Supply chain disruptions

Supply chain disruptions happen. It’s important to remember that most disruptions are minor: busy traffic that delays a shipment, or a brief power outage that shuts down equipment. Organizations can usually recover quickly from these small disruptions. However, occasionally a major disruption can happen and must be managed effectively for survival.

Global organizations have seen examples of hurricanes, fires, earthquakes, tsunamis, war, and even our recent Covid-19 pandemic impacting supply chains. In 2011, the world saw automotive supply chains temporarily shut down due to the earthquake and tsunami that hit major suppliers in Japan. In 2017, Hurricane Maria hit Puerto Rico and crippled the medical supply chains for some pharmaceutical products. In 2020, the Covid-19 pandemic caused disruptions in supply chains spanning toilet paper, food products, cleaning products, and hand sanitizer. Even some international supply chains were disrupted when overseas flights were halted at the beginning of the pandemic.

What can lean organizations do?

Strategic supply chain design
It’s important that you consider the overall design of your supply chain, keeping the following items in mind.

• Location matters. Organizations must be aware of the risks associated with their own locations. Are you in a coastal city, in an earthquake zone, or in a flood plain? Can you reduce or plan for these known risks? Diversifying locations can help spread the risk around to different geographic areas, which can be particularly useful in times of local or natural disasters.

Suppliers matter. Its not just your location, though, but also your suppliers locations. Supply chains are very complex, so how can an organization determine the risk associated with each suppliers geographical location? First consider the importance of the supplier. Can the supplies you get from this supplier be easily substituted from another supplier? Can you have secondary supply contracts in place just in case?
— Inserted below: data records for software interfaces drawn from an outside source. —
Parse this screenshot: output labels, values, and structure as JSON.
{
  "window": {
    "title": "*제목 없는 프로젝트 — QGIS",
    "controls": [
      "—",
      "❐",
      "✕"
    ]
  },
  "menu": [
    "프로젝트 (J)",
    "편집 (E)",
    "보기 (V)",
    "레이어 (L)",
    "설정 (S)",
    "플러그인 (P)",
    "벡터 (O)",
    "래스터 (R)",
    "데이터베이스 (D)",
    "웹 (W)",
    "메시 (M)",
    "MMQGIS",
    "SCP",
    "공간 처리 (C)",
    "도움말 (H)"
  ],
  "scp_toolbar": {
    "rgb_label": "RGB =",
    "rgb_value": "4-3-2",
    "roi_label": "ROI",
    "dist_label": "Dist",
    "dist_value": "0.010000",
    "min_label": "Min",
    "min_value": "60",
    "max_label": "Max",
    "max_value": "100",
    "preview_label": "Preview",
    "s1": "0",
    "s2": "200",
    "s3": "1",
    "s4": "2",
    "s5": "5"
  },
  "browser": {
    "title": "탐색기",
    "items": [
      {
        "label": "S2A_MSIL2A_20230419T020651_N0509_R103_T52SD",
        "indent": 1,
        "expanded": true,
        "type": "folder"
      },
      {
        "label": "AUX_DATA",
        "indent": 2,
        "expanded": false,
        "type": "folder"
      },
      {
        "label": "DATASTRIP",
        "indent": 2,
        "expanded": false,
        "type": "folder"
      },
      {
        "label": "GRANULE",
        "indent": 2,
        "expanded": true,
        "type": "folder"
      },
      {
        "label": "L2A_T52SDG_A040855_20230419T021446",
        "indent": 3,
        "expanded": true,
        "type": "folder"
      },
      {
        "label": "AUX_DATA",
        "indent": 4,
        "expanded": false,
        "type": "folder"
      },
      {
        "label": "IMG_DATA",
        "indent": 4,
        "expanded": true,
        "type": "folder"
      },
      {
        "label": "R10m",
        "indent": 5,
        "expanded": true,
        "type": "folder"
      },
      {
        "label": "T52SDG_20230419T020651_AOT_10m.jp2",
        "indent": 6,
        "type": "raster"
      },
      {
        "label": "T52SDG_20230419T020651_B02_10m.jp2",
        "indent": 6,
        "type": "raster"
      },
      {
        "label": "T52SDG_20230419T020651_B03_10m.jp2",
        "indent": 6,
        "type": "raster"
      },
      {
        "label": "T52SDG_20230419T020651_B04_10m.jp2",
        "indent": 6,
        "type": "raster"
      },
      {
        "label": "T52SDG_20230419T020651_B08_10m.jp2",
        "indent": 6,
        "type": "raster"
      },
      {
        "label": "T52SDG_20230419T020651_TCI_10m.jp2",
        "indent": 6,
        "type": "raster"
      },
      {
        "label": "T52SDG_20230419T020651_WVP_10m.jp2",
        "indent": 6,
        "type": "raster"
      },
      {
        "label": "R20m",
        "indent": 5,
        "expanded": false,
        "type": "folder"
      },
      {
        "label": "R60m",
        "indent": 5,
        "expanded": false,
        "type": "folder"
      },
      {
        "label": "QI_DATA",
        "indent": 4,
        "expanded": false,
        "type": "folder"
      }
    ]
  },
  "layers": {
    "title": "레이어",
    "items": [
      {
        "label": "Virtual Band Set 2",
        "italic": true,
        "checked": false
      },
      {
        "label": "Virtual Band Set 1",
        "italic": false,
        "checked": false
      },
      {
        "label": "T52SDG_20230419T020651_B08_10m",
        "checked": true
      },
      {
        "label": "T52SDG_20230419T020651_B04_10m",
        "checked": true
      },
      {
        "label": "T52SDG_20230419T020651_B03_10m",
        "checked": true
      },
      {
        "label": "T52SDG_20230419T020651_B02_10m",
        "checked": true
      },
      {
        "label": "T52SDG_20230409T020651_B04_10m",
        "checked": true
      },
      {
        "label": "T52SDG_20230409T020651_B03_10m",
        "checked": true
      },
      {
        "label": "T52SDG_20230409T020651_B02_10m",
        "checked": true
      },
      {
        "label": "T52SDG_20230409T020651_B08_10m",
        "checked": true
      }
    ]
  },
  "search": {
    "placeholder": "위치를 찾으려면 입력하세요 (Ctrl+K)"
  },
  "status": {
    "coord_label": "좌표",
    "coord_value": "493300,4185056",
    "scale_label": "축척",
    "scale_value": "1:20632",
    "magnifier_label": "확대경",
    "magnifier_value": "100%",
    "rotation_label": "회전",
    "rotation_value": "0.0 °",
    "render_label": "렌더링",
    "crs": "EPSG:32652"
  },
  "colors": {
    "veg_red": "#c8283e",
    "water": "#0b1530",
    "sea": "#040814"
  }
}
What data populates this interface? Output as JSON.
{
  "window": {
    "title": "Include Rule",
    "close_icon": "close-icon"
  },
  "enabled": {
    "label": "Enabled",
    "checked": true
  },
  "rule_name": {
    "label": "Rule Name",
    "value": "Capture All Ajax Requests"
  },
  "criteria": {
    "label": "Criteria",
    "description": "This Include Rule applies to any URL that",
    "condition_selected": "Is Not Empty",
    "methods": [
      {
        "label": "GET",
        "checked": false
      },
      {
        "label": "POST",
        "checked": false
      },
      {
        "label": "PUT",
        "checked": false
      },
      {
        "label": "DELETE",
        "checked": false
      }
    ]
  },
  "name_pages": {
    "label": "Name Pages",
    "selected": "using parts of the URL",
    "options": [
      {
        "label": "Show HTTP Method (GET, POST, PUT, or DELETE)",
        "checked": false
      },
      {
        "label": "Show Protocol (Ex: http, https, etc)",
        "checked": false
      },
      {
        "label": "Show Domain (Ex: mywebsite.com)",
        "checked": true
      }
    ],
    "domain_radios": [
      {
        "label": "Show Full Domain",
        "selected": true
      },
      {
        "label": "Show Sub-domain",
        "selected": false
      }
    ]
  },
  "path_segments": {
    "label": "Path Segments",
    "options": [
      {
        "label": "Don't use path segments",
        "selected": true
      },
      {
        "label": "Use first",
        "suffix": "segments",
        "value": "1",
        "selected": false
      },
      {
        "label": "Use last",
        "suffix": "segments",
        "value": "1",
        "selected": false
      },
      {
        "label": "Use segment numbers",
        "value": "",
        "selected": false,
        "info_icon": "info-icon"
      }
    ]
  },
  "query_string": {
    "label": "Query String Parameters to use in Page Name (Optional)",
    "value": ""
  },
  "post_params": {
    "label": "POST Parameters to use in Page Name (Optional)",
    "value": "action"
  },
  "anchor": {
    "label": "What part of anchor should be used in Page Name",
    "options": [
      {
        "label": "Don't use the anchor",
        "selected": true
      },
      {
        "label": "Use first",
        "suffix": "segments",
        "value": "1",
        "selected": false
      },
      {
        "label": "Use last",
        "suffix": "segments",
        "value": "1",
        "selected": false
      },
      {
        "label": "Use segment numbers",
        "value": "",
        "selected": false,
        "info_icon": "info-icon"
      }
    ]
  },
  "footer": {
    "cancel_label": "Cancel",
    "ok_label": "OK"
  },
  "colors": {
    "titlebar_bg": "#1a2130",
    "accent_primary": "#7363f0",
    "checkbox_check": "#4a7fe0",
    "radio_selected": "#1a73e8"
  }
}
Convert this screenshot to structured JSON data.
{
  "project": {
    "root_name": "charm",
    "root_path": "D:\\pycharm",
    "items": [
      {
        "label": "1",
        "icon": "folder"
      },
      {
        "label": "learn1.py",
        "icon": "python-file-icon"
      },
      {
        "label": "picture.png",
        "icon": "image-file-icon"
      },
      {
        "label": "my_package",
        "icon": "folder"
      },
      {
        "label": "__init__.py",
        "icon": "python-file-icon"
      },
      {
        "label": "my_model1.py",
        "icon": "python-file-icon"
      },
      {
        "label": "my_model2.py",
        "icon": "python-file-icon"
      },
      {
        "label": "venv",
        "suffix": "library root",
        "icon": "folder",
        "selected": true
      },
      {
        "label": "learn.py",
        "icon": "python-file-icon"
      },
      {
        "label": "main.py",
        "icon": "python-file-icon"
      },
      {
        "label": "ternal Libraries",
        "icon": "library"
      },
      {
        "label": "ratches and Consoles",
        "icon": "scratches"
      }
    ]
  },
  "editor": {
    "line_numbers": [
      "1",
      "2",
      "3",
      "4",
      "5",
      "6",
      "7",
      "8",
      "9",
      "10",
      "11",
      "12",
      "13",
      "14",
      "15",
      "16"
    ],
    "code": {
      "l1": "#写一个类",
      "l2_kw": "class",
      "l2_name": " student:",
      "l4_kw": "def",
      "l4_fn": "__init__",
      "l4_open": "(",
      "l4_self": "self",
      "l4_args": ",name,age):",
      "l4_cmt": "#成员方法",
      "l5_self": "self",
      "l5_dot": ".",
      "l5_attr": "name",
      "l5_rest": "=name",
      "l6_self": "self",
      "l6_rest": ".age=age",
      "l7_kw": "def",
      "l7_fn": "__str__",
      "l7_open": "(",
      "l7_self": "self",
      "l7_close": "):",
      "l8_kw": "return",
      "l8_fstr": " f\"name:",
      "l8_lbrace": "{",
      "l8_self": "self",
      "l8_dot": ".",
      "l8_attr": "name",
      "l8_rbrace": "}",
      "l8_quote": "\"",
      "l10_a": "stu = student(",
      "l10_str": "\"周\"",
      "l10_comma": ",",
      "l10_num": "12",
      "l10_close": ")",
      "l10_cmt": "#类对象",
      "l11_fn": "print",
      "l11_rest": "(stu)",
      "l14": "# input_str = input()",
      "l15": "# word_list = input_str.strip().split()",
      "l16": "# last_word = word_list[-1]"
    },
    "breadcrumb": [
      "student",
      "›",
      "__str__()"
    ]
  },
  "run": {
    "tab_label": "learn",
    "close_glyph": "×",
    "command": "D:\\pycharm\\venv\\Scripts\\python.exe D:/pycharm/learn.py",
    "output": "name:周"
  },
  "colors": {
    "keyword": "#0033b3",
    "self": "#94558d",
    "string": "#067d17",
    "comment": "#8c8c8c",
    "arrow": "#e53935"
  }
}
If not, actively managing the risk is more important. You dont need to actively manage every supplier, but you do need to actively manage the risk associated with Tier-1 suppliers of critical and hard-to-substitute components. It is also useful to have higher levels of supply-chain integration and information sharing among these key Tier-1 suppliers. Quick information flow and communication is exceptionally valuable in times of crisis and disruption.

Strategic inventory management
Lean and JIT advocate for very little onsite inventory. Items show up just as needed, pulled by customer demand. Again, this is great when things are running smoothly but can be quite costly in the event of a major disruption. Instead of eliminating all inventory buffers, lean companies should consider holding at least some extra inventory of critical or hard-to-substitute components. Think of it as an inventory insurance policy. But in order to stay lean, you cant do this with all of your inventory items, so make sure to focus on the importance or rarity of the inventory items.

Planning and agility
You may be able to plan for known risks, but you cannot possibly plan for every scenario. So your organization should plan for a variety of potential disruptive events. Every organization should have a crisis management team and crisis management plan where employees are trained up and technologies are ready to deploy in the event of a major disruption. Part of this crisis management plan should be a portfolio of strategies including insurance policies, potential secondary supply sources, and crisis communication and action plans.

In addition, lean organizations that are properly managed have the potential to be more agile in times of crisis, such as disruptions from Covid-19. For instance, we saw many distilleries in the United States quickly pivot to making hand sanitizer for local communities; similarly, restaurants quickly pivoted to online orders and takeout. This ability to be both lean and agile, pivoting according to the needs of the market, can be a big source of competitive advantage.

Discuss

About The Author

Ashley Y. Metcalf’s picture

Ashley Y. Metcalf

Ashley Y. Metcalf, Ph.D. is an Associate Professor of Operations Management and Chair of the Management Department at Ohio University. She specializes in process improvement across many industries.